  • Request that the Area Office might place boulders on the edges of the grass at Toureen on a temporary basis to stop cars from using the grass as a parking space.
  • Request that the Area Office might donate some tar to fill potholes in the car park at the GAA Club in advance of the Road Race. If the tar is donated, the Club will look after the filling of the holes.
  • Concerned that the County Council operatives who empty bins, etc. in Passage West will be operating throughout a larger area and without additional staff. Concerned that Passage West might not get the same attention it has been getting to date, particularly with regard to emptying of the Water Tower and emptying of the litter bins. The Area Engineer said that the operatives have been operating that larger area since Christmas. The best service possible will be provided.

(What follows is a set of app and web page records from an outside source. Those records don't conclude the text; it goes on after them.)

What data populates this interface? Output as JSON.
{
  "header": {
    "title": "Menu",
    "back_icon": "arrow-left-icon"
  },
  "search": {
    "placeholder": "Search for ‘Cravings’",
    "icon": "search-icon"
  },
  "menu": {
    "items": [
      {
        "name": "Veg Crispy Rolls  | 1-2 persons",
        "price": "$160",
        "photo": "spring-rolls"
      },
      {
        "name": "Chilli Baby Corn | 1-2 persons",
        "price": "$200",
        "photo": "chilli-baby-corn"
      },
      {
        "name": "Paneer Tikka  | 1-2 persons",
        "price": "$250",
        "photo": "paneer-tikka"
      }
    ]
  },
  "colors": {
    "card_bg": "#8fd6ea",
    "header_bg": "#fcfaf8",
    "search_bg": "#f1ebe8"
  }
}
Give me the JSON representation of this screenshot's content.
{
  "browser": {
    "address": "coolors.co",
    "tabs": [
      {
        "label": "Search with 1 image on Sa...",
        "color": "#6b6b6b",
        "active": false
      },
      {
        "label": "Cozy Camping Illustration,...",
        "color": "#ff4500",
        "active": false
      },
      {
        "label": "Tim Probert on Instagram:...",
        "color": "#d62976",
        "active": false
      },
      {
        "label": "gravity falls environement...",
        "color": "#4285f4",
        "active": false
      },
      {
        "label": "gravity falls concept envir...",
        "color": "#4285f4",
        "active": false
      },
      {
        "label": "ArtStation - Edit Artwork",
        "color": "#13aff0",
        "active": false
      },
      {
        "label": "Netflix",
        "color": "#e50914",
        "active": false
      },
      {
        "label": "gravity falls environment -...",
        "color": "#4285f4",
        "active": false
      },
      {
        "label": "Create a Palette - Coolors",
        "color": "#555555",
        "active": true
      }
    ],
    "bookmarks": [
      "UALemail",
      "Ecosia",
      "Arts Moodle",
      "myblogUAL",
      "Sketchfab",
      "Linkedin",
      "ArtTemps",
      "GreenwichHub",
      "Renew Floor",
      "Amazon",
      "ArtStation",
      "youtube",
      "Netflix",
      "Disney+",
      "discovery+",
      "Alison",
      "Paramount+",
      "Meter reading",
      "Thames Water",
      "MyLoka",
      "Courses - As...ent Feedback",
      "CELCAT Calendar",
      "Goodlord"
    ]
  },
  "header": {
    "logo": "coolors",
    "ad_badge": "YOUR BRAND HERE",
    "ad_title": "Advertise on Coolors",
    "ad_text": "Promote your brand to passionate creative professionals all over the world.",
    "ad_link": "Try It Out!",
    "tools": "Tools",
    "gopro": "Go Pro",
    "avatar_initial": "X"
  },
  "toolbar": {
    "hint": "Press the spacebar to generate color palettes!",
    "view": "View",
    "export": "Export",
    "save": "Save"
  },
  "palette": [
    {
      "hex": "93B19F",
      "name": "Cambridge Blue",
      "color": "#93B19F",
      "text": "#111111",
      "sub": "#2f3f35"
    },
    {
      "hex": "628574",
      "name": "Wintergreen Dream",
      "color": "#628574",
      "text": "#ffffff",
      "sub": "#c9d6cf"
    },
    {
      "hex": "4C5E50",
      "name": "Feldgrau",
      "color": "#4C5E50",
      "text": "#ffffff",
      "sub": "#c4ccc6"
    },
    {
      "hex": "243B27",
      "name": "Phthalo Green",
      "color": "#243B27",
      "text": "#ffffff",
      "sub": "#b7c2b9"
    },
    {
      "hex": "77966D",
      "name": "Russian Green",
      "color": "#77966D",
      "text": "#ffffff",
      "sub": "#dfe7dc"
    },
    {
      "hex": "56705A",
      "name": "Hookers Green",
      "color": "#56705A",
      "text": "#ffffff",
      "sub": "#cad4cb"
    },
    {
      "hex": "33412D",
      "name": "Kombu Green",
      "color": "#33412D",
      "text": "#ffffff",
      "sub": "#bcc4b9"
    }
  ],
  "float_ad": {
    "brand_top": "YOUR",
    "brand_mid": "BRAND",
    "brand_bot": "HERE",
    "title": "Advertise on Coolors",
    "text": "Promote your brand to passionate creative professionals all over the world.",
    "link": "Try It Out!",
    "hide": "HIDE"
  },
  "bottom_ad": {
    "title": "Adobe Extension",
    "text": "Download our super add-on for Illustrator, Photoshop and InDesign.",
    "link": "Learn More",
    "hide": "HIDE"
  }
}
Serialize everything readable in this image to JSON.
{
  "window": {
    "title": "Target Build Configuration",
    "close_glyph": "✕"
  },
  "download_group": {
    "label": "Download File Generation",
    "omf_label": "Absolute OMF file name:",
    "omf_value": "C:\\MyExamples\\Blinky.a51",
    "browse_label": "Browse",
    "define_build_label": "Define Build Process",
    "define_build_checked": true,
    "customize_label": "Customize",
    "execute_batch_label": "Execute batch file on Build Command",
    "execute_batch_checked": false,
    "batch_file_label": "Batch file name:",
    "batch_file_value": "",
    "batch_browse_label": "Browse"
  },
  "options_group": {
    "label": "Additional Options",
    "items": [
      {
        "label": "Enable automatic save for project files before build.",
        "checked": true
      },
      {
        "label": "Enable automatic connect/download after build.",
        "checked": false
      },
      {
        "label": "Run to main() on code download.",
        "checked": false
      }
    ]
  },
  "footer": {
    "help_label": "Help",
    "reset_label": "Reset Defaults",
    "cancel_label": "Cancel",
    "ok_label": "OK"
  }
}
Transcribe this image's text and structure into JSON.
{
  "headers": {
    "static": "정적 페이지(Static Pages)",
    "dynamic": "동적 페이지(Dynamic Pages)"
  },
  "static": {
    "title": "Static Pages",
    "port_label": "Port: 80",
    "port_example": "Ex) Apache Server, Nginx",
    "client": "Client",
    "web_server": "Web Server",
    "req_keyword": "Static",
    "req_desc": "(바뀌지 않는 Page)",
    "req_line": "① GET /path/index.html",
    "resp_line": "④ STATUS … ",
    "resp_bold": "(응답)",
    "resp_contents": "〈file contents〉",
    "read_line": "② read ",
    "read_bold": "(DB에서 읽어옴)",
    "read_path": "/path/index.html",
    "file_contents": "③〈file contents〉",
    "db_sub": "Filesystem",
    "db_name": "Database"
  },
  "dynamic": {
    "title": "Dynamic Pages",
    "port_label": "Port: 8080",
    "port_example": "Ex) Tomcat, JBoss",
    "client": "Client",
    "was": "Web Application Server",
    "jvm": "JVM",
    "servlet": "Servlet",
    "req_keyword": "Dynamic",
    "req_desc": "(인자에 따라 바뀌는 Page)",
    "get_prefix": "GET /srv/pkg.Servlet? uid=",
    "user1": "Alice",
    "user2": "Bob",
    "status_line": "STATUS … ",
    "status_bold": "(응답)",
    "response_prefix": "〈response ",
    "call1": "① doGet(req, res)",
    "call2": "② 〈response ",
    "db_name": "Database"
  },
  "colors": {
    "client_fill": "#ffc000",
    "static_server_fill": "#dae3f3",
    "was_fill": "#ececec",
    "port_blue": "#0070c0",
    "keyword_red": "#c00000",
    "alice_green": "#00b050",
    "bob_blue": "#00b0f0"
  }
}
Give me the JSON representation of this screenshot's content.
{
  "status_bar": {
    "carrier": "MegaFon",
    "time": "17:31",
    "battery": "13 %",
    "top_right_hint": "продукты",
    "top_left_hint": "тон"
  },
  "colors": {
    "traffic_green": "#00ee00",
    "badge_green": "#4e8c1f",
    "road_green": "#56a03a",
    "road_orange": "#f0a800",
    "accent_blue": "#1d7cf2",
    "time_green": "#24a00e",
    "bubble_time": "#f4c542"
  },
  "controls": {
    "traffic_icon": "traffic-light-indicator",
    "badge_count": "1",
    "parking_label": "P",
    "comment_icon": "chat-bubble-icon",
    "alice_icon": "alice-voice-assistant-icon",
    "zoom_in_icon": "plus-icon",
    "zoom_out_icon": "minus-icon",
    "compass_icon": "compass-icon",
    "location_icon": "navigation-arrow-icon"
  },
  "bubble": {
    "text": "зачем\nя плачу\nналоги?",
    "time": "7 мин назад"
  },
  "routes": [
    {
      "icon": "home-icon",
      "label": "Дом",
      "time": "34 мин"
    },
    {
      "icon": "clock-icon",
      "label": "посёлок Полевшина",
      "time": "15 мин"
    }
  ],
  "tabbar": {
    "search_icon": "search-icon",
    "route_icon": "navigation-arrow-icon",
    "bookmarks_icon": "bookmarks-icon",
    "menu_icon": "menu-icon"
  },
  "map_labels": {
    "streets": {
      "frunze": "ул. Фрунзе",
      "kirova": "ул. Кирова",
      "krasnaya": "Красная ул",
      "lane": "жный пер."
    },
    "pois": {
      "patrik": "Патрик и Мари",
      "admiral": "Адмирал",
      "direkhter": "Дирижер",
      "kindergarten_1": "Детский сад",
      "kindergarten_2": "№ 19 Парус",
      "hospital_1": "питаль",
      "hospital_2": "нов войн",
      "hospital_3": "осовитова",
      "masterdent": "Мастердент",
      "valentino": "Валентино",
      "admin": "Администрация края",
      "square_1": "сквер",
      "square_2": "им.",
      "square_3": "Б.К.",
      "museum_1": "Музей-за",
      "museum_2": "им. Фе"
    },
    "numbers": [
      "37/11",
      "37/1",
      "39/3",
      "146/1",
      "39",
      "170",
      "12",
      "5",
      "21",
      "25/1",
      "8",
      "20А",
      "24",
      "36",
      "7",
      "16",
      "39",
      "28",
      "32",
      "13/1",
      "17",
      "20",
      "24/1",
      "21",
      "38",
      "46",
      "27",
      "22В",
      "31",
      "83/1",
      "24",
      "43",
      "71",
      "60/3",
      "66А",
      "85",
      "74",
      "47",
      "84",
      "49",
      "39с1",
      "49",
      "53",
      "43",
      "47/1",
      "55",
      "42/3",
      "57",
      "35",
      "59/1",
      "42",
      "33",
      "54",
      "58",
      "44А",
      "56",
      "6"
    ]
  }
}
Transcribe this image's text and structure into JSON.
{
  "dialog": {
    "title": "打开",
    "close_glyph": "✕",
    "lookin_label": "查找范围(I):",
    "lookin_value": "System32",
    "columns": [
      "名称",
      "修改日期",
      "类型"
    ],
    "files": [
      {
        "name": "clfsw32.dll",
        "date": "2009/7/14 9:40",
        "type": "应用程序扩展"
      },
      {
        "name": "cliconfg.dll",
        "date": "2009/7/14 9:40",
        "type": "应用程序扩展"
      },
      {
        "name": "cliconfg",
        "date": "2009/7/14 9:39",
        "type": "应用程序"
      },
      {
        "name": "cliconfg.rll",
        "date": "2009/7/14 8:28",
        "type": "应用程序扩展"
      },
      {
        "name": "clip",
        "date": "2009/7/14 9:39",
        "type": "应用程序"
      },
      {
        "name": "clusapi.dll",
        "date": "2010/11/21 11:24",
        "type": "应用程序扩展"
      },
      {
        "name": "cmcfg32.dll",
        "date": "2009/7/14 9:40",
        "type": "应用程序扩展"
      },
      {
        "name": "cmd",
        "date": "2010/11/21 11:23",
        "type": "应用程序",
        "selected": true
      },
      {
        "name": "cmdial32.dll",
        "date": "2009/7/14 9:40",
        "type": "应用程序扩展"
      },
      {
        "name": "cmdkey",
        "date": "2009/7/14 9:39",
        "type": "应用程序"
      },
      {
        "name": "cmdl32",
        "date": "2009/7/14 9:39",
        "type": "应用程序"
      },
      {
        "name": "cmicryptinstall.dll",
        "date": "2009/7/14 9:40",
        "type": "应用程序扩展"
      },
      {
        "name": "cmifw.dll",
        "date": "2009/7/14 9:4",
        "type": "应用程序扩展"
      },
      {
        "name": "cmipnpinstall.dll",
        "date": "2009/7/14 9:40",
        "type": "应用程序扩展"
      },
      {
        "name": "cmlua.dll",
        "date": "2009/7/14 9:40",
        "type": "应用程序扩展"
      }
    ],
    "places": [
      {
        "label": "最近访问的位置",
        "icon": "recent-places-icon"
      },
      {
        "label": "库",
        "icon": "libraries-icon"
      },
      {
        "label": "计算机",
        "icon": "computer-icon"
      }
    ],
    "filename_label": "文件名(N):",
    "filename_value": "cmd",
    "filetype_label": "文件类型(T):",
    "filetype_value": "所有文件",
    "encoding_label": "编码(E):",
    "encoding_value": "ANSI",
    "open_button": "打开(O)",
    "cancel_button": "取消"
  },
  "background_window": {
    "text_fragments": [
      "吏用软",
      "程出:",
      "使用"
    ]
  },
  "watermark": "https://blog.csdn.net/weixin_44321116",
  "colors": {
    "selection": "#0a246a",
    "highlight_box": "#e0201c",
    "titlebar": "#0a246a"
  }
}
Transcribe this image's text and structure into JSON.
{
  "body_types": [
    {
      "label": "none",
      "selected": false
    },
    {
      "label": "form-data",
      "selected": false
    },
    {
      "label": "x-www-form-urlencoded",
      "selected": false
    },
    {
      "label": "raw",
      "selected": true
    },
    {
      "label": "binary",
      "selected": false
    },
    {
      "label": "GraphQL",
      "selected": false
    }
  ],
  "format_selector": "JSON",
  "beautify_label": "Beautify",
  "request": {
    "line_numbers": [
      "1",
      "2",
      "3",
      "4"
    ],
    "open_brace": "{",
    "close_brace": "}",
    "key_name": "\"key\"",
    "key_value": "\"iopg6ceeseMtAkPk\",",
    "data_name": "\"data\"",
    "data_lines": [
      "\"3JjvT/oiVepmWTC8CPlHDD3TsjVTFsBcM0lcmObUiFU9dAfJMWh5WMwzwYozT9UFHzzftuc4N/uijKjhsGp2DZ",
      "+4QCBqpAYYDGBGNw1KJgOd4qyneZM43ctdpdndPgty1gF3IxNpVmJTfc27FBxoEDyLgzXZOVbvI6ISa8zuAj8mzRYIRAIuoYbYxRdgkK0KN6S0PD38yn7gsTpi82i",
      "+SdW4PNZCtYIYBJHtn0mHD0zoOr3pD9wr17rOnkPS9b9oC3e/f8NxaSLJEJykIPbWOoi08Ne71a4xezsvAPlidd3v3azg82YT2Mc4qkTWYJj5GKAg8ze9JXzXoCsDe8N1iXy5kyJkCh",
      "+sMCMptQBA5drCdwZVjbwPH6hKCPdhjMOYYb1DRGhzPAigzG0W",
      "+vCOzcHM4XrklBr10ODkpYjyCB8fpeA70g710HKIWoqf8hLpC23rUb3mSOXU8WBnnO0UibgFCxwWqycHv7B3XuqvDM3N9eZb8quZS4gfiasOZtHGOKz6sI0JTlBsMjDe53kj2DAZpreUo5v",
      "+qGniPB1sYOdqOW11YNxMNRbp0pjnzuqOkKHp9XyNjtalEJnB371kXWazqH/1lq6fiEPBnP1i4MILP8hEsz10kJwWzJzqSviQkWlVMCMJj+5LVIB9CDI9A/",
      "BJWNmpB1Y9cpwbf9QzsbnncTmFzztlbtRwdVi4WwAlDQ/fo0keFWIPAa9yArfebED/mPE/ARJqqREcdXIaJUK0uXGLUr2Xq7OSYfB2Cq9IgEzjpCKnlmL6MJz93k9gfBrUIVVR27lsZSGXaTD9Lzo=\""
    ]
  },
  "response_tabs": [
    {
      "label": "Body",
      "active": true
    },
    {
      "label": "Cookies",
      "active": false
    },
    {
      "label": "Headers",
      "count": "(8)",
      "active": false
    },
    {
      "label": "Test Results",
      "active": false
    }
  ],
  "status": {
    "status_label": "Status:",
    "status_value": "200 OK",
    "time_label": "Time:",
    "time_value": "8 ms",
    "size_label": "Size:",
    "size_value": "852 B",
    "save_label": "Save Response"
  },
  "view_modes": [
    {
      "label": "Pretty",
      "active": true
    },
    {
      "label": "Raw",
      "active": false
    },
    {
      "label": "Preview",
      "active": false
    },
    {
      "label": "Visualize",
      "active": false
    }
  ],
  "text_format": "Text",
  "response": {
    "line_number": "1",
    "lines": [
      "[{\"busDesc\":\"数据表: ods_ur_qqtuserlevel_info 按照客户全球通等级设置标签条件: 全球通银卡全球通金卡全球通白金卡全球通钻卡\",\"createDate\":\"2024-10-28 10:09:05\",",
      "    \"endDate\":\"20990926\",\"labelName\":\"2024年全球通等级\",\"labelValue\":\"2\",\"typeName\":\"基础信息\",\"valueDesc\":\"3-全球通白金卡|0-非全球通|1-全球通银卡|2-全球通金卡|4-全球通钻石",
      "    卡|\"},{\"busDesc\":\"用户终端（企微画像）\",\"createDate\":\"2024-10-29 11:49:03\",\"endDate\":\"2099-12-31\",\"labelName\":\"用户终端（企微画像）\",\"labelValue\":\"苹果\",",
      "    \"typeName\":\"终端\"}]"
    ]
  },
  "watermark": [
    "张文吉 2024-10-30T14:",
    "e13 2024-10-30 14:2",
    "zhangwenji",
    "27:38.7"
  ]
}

  • Observed that litter bins are not always emptied in advance of weekends. This causes great mess in the town and negates the litterpicking work the Tidy Towns does during the week. Request that the Tidy Towns would be given a key for the litterbins such that they are not emptied by Friday, the Tidy Towns would be able to empty them and put the bags in the water tower for subsequent collection by Cork County Council. The Area Engineer agreed that this would likely be possible and that she would look into it.
  • Request that the two litterbins with broken locks would have those locks replaced.
  • Acknowledgement that the Area Office has previously requested that voluntary effort would not be used to clean the LHS of the R610 from Passage West to Rochestown. Request that the Area Office should clear this side of the road of litter. It is intended that the all-community clean-up on 23rd April in advance of the Road Race will look after the cleaning of the footpath on the RHS. The Area Engineer reiterated that cleaning the LHS of the road is a very dangerous job and one which she could not condone the local community doing. She said cleaning of roadsides subject to dumping is a task regularly requested of the Area Office. They know it is necessary but simply do not have the resources. She will ask the operatives to be aware of it and to do the best they can but is not hopeful it can be tackled.
  • Request that the footpath from Pembroke Wood across the R610 to the Rockenham side should be dished. Appreciation of the works done crossing at the bottom of Rockenham, but there are 400-odd houses in Pembroke Wood and dishing should also have been carried out to facilitate those residents. The Area Engineer agreed and said that she would investigate further.
  • Request that the footpath up the Glen in Monkstown should be fixed and widened to facilitate the elderly. The Area Engineer said that she was aware this was necessary and would follow it up.
  • The Tidy Towns has done a survey of signage throughout the town. Request that if they send a list of redundant and damaged signage to the Area Office that these might be removed or addressed as appropriate. The Area Engineer agreed that this would be fine.
  • Request for advice and assistance with regard to rehabilitation works the Tidy Towns hopes to undertake at Steampacket Quay/Penny’s Dock. The anticipated works were costed in accordance with a quote received from a recommended contractor. However the contractor omitted one essential element of the intended job in the quotation and so the project is now undercosted. Despite best efforts, no cheaper quotation can be got and so the Tidy Towns is short of funds. The Area Engineer acknowledged that the project is worthwhile and the Area Office can offer limited assistance with regard to making up the shortfall. The Town Council also offered an increase in its already-promised financial contribution to the project to assist with the shortfall.